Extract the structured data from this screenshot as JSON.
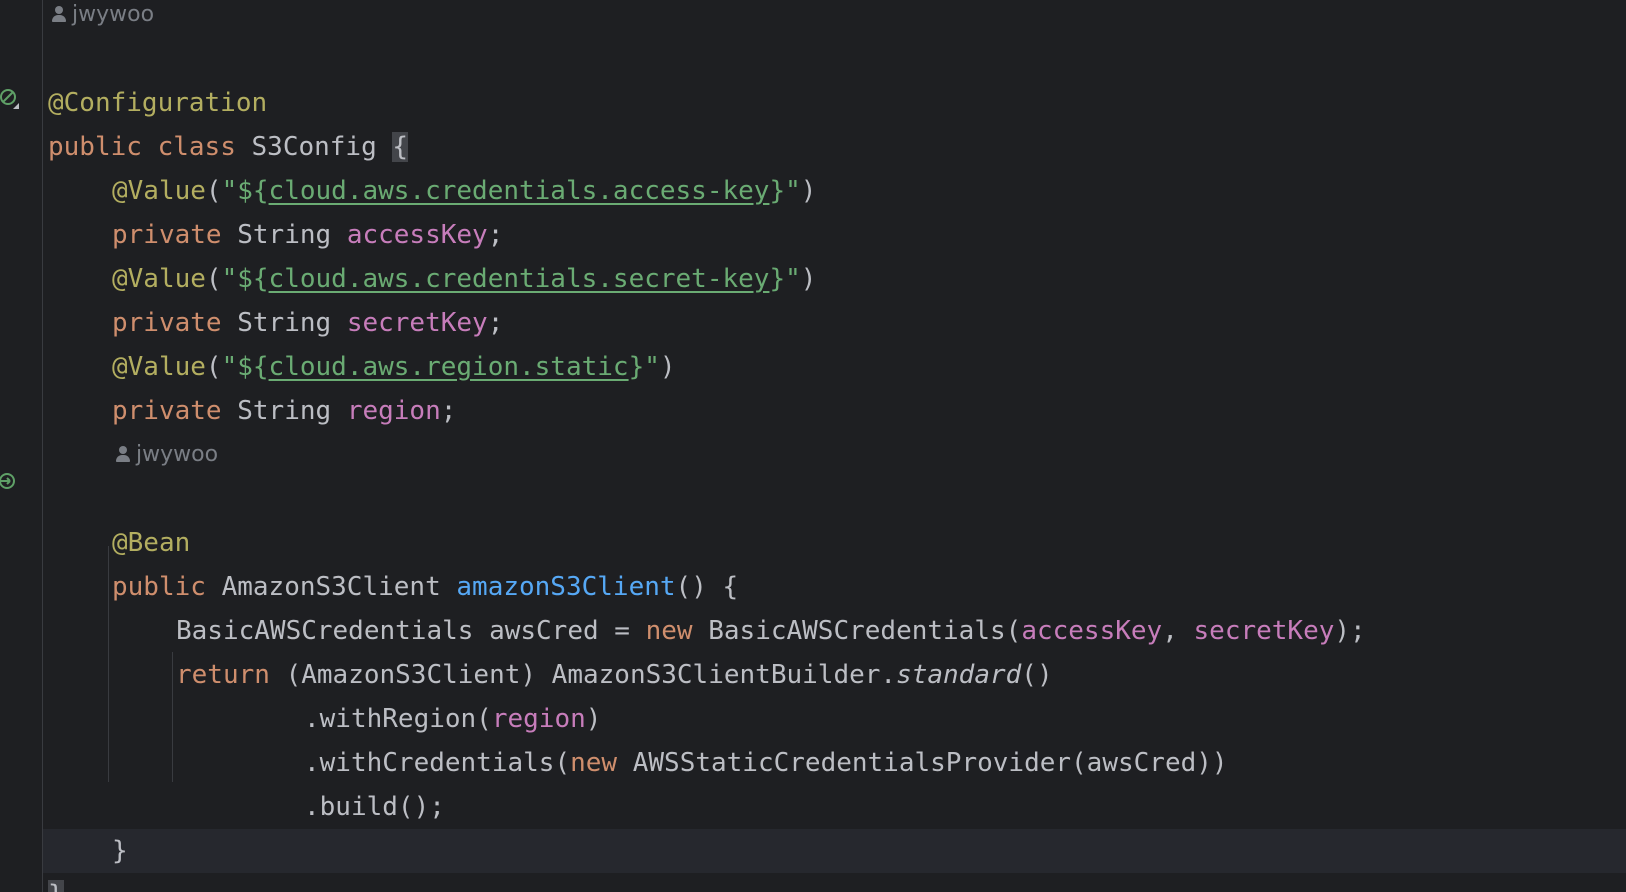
{
  "editor": {
    "author_hints": [
      "jwywoo",
      "jwywoo"
    ],
    "gutter_icons": [
      "spring-bean-icon",
      "spring-bean-icon"
    ],
    "lines": {
      "l1": {
        "ann": "@Configuration"
      },
      "l2": {
        "kw1": "public",
        "kw2": "class",
        "name": "S3Config",
        "brace": "{"
      },
      "l3": {
        "ann": "@Value",
        "p1": "(",
        "q1": "\"${",
        "ref": "cloud.aws.credentials.access-key",
        "q2": "}\"",
        "p2": ")"
      },
      "l4": {
        "kw": "private",
        "type": "String",
        "field": "accessKey",
        "semi": ";"
      },
      "l5": {
        "ann": "@Value",
        "p1": "(",
        "q1": "\"${",
        "ref": "cloud.aws.credentials.secret-key",
        "q2": "}\"",
        "p2": ")"
      },
      "l6": {
        "kw": "private",
        "type": "String",
        "field": "secretKey",
        "semi": ";"
      },
      "l7": {
        "ann": "@Value",
        "p1": "(",
        "q1": "\"${",
        "ref": "cloud.aws.region.static",
        "q2": "}\"",
        "p2": ")"
      },
      "l8": {
        "kw": "private",
        "type": "String",
        "field": "region",
        "semi": ";"
      },
      "l9": {
        "ann": "@Bean"
      },
      "l10": {
        "kw": "public",
        "type": "AmazonS3Client",
        "fn": "amazonS3Client",
        "rest": "() {"
      },
      "l11": {
        "t1": "BasicAWSCredentials awsCred = ",
        "kw": "new",
        "t2": " BasicAWSCredentials(",
        "f1": "accessKey",
        "t3": ", ",
        "f2": "secretKey",
        "t4": ");"
      },
      "l12": {
        "kw": "return",
        "t1": " (AmazonS3Client) AmazonS3ClientBuilder.",
        "it": "standard",
        "t2": "()"
      },
      "l13": {
        "t1": ".withRegion(",
        "f1": "region",
        "t2": ")"
      },
      "l14": {
        "t1": ".withCredentials(",
        "kw": "new",
        "t2": " AWSStaticCredentialsProvider(awsCred))"
      },
      "l15": {
        "t1": ".build();"
      },
      "l16": {
        "t1": "}"
      },
      "l17": {
        "t1": "}"
      }
    }
  }
}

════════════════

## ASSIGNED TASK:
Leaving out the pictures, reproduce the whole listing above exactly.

## SOLUTION TO THIS TASK:
Extract the structured data from this screenshot as JSON.
{
  "editor": {
    "author_hints": [
      "jwywoo",
      "jwywoo"
    ],
    "gutter_icons": [
      "spring-bean-icon",
      "spring-bean-icon"
    ],
    "lines": {
      "l1": {
        "ann": "@Configuration"
      },
      "l2": {
        "kw1": "public",
        "kw2": "class",
        "name": "S3Config",
        "brace": "{"
      },
      "l3": {
        "ann": "@Value",
        "p1": "(",
        "q1": "\"${",
        "ref": "cloud.aws.credentials.access-key",
        "q2": "}\"",
        "p2": ")"
      },
      "l4": {
        "kw": "private",
        "type": "String",
        "field": "accessKey",
        "semi": ";"
      },
      "l5": {
        "ann": "@Value",
        "p1": "(",
        "q1": "\"${",
        "ref": "cloud.aws.credentials.secret-key",
        "q2": "}\"",
        "p2": ")"
      },
      "l6": {
        "kw": "private",
        "type": "String",
        "field": "secretKey",
        "semi": ";"
      },
      "l7": {
        "ann": "@Value",
        "p1": "(",
        "q1": "\"${",
        "ref": "cloud.aws.region.static",
        "q2": "}\"",
        "p2": ")"
      },
      "l8": {
        "kw": "private",
        "type": "String",
        "field": "region",
        "semi": ";"
      },
      "l9": {
        "ann": "@Bean"
      },
      "l10": {
        "kw": "public",
        "type": "AmazonS3Client",
        "fn": "amazonS3Client",
        "rest": "() {"
      },
      "l11": {
        "t1": "BasicAWSCredentials awsCred = ",
        "kw": "new",
        "t2": " BasicAWSCredentials(",
        "f1": "accessKey",
        "t3": ", ",
        "f2": "secretKey",
        "t4": ");"
      },
      "l12": {
        "kw": "return",
        "t1": " (AmazonS3Client) AmazonS3ClientBuilder.",
        "it": "standard",
        "t2": "()"
      },
      "l13": {
        "t1": ".withRegion(",
        "f1": "region",
        "t2": ")"
      },
      "l14": {
        "t1": ".withCredentials(",
        "kw": "new",
        "t2": " AWSStaticCredentialsProvider(awsCred))"
      },
      "l15": {
        "t1": ".build();"
      },
      "l16": {
        "t1": "}"
      },
      "l17": {
        "t1": "}"
      }
    }
  }
}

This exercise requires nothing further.